“Amit Kumar’s bold noir set amongst corrupt cops in Mumbai acts as a brash, blockbusting corrective to Cannes’s more sombre excesses”, writes Guardian’s film critic Peter Bradshaw in his first look review from Cannes.
Bradshaw calls the film “rainy noir” and concludes in his review, “It’s an entertaining popcorn-movie with a twist, for which commercial success is on the cards. There should be space for pictures like it in Cannes.”
The Hollywood Reporter’s Deborah Young has also given the film a thumbs up. She writes, “The Fortissimo release should make good headway in territories open to India and exotic genre fare and put Kumar on festival radar.”
Here is an excerpt from The Hollywood Reporter Review:
A cunningly intricate first film from India, Monsoon Shootout combines the best of two worlds – a ferocious Mumbai cops and gangsters drama, and a satisfyingly arty plot that turns in on itself to examine the outcome of three possible choices a rookie cop might make when he confronts a ruthless killer. Three times the story returns to a key moment: a boy with a gun uncertain whether to pull the trigger. Though the idea of Dirty Harry meeting Sliding Doors may sound abstract, writer-director Amit Kumar pulls it off gracefully, without losing the sense of heightened drama that earned the film a Midnight Movie slot in Cannes.
According to Screen International critic Lee Marshall, “Monsoon Shootout is a glossy ethical drama designed to appeal equally to more upscale Indian audiences and worldwide genre fans.”
However, Marshall also feels, “…we yearn at time for some of the rawness of Anurag Kashyap’s approach to the Indian underbelly. Sure, there’s plenty of squelchy violence here, squalor and street flavours and the kind of atmospheric night lighting that Johnny To would be proud of. But deep down, we suspect that the film is as decent as its inflexibly nice protagonist.”
Marshall gives a thumbs up to Kumar’s script, “It’s not an easy premise to make an audience swallow whole, but Kumar’s fine script rises to the challenge.”
Variety’s Maggie Lee calls it “a schematic police-thriller structure with a compelling moral dilemma.”
Here an excerpt from Lee’s review:
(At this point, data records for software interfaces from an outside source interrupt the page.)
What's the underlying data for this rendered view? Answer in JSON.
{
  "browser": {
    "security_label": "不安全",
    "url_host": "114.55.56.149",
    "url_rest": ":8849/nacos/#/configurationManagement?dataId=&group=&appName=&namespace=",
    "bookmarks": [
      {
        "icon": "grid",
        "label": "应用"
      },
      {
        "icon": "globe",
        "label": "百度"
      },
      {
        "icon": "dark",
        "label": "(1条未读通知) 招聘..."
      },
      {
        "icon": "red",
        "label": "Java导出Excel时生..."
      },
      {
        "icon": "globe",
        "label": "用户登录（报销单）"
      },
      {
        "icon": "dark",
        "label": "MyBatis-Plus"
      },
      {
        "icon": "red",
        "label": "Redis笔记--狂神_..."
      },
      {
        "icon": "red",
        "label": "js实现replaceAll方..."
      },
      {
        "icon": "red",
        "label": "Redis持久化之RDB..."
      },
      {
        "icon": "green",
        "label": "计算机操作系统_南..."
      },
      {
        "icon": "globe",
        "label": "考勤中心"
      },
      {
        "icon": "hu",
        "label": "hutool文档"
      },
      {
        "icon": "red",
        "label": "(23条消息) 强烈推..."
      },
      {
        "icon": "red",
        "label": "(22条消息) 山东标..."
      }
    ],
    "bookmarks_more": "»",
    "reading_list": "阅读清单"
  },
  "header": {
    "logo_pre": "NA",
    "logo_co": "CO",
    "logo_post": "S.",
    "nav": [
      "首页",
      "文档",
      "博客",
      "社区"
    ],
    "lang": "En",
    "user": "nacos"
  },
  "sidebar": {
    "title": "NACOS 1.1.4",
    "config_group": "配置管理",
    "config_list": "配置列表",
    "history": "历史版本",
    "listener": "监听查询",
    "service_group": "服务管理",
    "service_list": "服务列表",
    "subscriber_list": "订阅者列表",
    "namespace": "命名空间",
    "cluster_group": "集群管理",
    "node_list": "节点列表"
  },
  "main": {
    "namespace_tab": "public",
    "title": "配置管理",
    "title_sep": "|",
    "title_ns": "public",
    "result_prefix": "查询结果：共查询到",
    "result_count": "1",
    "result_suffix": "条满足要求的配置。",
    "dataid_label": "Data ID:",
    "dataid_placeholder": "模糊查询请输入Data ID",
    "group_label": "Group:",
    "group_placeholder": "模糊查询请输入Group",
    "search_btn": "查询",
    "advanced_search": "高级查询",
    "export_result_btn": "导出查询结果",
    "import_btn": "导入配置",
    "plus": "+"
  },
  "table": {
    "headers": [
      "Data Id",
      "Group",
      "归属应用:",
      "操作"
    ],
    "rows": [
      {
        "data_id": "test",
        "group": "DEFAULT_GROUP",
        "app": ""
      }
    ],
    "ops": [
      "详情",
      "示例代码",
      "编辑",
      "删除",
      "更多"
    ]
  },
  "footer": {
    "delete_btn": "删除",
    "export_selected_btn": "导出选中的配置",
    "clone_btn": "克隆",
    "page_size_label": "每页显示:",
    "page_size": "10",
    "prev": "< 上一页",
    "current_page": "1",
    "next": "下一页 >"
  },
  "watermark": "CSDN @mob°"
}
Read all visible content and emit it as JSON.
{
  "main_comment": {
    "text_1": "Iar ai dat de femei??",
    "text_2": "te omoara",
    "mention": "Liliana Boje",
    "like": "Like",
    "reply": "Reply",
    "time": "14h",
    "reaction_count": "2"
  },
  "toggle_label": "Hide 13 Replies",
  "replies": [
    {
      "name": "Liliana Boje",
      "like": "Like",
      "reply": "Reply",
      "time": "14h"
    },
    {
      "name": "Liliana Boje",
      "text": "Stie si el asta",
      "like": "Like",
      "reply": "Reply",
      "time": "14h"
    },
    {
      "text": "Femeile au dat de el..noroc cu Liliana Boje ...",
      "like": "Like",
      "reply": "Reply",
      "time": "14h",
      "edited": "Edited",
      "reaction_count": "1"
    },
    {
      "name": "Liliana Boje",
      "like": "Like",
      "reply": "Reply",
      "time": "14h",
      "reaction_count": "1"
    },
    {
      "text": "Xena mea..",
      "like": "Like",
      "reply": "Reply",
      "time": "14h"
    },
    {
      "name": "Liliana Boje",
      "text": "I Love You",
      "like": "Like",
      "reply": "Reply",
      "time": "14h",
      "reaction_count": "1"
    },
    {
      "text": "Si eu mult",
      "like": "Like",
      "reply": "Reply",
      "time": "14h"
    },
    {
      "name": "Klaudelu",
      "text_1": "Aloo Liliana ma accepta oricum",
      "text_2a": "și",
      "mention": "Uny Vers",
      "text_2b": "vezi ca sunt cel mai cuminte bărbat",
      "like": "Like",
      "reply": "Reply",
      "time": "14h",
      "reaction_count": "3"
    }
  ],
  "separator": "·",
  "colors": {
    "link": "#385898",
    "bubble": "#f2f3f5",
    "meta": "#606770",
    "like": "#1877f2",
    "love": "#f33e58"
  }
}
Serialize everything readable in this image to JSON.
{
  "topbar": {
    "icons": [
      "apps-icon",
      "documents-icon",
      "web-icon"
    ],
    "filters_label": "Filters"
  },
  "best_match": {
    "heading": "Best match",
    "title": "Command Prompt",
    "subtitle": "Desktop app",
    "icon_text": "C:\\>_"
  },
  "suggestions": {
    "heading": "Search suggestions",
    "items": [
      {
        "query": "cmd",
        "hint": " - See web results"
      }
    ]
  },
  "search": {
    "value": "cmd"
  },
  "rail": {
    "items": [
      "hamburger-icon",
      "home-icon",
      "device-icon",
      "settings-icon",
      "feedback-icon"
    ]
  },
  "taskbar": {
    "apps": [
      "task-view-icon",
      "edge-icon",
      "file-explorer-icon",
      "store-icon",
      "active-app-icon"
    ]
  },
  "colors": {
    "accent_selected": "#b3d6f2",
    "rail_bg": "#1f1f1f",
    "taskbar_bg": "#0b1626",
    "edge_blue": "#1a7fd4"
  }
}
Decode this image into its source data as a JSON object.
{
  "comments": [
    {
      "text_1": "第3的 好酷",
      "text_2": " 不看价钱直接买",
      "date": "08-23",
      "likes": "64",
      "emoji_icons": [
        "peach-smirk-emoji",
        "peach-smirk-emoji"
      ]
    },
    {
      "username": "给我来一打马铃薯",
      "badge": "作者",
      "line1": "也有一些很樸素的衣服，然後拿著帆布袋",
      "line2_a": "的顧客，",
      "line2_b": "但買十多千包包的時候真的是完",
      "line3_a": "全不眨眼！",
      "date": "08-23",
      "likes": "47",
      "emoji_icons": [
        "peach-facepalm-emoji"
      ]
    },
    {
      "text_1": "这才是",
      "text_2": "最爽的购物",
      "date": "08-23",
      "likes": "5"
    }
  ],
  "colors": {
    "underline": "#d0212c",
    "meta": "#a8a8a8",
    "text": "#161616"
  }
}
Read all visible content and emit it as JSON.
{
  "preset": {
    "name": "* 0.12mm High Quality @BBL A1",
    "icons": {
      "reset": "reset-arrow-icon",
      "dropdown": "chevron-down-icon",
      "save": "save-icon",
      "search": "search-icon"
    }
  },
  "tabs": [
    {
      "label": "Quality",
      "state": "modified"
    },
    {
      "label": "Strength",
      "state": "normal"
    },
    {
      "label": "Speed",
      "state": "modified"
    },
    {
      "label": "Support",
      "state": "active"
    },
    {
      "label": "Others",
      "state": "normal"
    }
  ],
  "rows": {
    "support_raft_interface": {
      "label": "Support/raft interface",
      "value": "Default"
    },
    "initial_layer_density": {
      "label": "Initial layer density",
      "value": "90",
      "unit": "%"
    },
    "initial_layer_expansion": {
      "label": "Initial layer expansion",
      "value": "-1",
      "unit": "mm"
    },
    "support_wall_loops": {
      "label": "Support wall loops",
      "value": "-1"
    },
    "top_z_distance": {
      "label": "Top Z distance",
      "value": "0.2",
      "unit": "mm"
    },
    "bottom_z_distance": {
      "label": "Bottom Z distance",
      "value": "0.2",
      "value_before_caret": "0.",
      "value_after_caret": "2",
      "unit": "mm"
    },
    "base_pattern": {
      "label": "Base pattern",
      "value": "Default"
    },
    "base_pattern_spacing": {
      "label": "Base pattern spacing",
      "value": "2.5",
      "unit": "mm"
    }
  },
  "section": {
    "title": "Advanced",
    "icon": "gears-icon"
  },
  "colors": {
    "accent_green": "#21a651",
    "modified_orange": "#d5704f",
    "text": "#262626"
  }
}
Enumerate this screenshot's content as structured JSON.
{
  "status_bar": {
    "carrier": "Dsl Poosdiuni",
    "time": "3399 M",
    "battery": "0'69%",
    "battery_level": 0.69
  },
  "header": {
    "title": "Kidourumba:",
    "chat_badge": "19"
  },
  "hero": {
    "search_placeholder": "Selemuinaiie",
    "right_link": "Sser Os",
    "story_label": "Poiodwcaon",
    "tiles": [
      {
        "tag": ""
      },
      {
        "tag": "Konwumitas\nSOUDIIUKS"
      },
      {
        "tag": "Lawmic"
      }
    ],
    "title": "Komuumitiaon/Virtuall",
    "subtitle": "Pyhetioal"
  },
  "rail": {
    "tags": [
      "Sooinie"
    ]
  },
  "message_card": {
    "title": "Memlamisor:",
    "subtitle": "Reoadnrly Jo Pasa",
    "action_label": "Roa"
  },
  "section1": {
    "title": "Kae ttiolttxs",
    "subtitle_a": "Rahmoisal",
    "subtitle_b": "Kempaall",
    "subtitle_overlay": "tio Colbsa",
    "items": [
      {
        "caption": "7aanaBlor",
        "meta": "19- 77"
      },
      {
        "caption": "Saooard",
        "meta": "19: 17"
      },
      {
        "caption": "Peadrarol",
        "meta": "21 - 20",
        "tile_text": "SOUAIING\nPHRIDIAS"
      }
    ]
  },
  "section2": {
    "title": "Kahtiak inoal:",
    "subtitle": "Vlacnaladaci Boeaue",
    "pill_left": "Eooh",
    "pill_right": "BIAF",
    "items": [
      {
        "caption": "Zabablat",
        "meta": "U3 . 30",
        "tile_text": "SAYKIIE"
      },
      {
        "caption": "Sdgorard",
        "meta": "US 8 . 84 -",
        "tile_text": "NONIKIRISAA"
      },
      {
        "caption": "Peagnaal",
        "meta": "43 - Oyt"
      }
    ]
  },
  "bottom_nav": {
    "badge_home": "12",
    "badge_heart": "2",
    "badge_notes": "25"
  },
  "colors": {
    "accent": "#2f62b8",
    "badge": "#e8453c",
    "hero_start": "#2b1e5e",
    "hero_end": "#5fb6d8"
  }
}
Juggling three versions of the same scenario a la “Run Lola Run,” “Monsoon Shootout” is a racy mash-up of Tarantino-esque ultra-violence and-gritty but-hip contempo Indian actioners. Tyro helmer Amit Kumar invests a schematic police-thriller structure with a compelling moral dilemma hinging on a standoff between a cop and his suspect. The rain-drenched Mumbai setting contributes to the pic’s noirish allure, which will ease its access into festivals, especially with fest darling Anurag Kashyap on board as co-producer. Theatrical prospects, however, may largely be confined to Hindi-speaking markets.